In what could be seen as a step to incentivise the domestic shipping liners to participate in the strategic sale of the Shipping Corporation of India (SCI), the ministry of finance is believed to be examining the Goods and Service Tax (GST) related anomaly on the cargo import and export service provided by the domestic firms.
According to government sources, the ministry is looking into the matter pertaining to differential tax treatment of Indian and foreign shipping business, which results in higher taxation of the Indian vessel carriers.
A source told BusinessToday.In on condition of anonymity, "DIPAM and department of revenue have discussed the issue. As of now, no formal proposal to correct the GST anomaly on domestic shipping has been sent to the GST Council, which is the apex decision making body on the issue."
Indian shipping companies are subject to 5 per cent GST if an overseas consignor appoints them for import cargo transportation as the place of supply of service is destination of the goods, which is India. If the consignor appoints a foreign shipping line for the same service, GST is not applicable as the shipping company is not registered in India.
In a similar fashion, differential treatment in the tax applicability comes into play even in the case of outbound freight. If a domestic shipping firm provides outbound freight service to an Indian exporter, the company is liable to pay 5 per cent GST. In case the same service is provided by a foreign company to Indian exporter, the place of supply will be the destination of the consignment and hence GST will not be applicable.

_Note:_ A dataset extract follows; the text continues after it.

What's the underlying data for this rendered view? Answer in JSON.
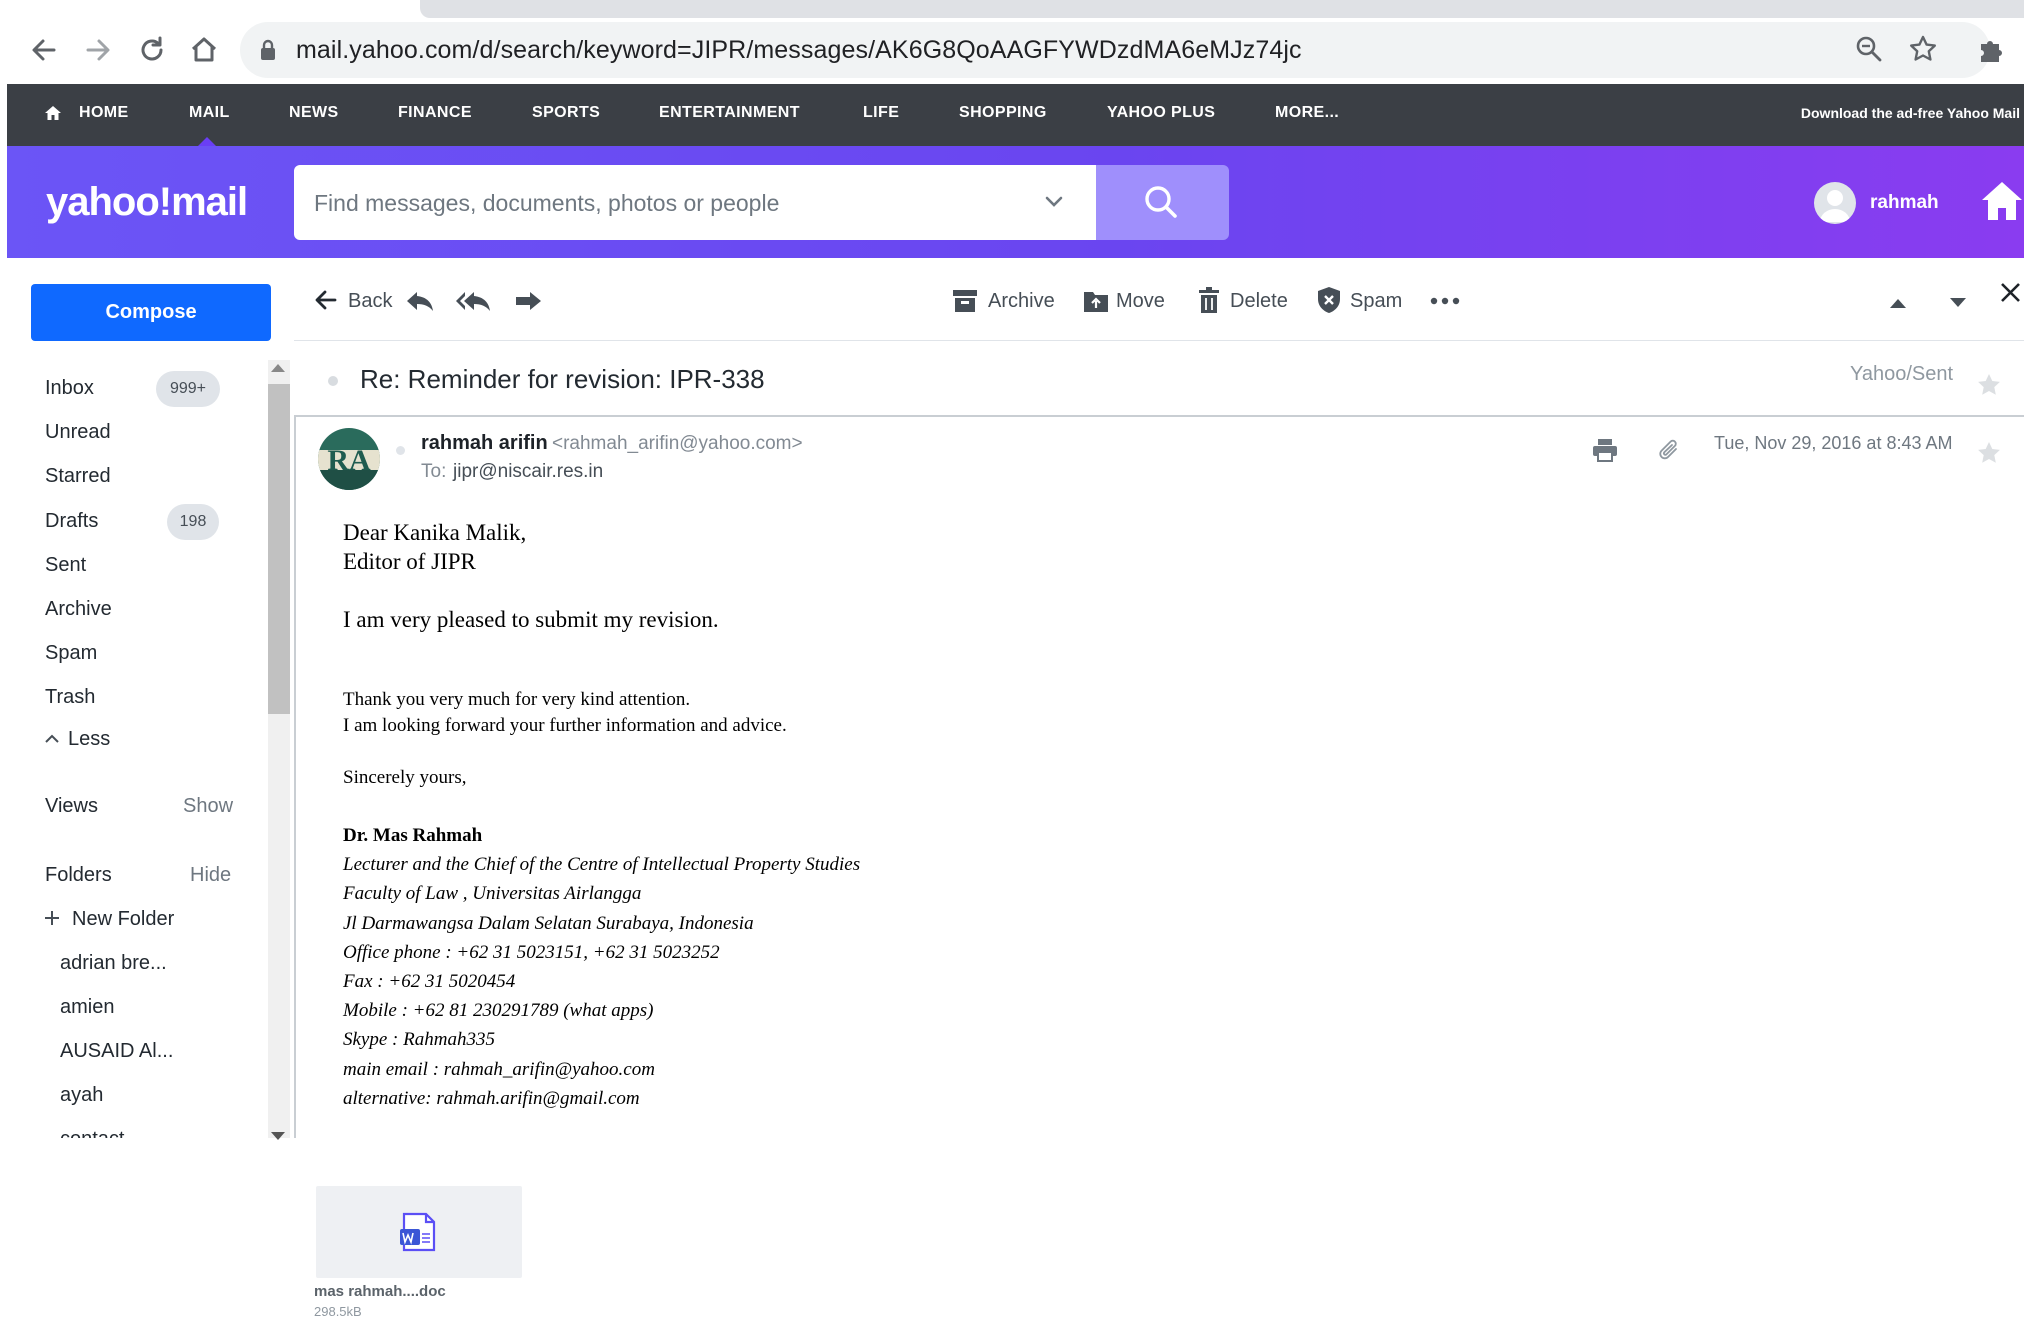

Experts believe that the differential tax treatment may serve as a disincentive for the Indian firms wanting to bid for the SCI, while it may be a lucrative option for the global companies.
"The current GST regime favours foreign vessels. This is a point that needs to be corrected. Indian goods are being carried in foreign vessels. If there is a GST regime correction on shipping in terms of a deemed registration on the foreign shipping companies, it can be balanced and there could be a level - playing field. Till then, participating in strategic sale may be lucrative for foreign firms. As far as the Indian firms are concerned, additional taxes are a burden," said V S Krishnan, former member (GST), Central Board of Indirect Taxes and Customs.
On December 22, DIPAM invited expressions of interest (EoI) for the strategic disinvestment of its 63.75 per cent stake in the SCI. The EoI submission deadline has been extended to March 1. According to reports, Great Eastern Shipping, US based Safesea Group, among others, are in race for SCI.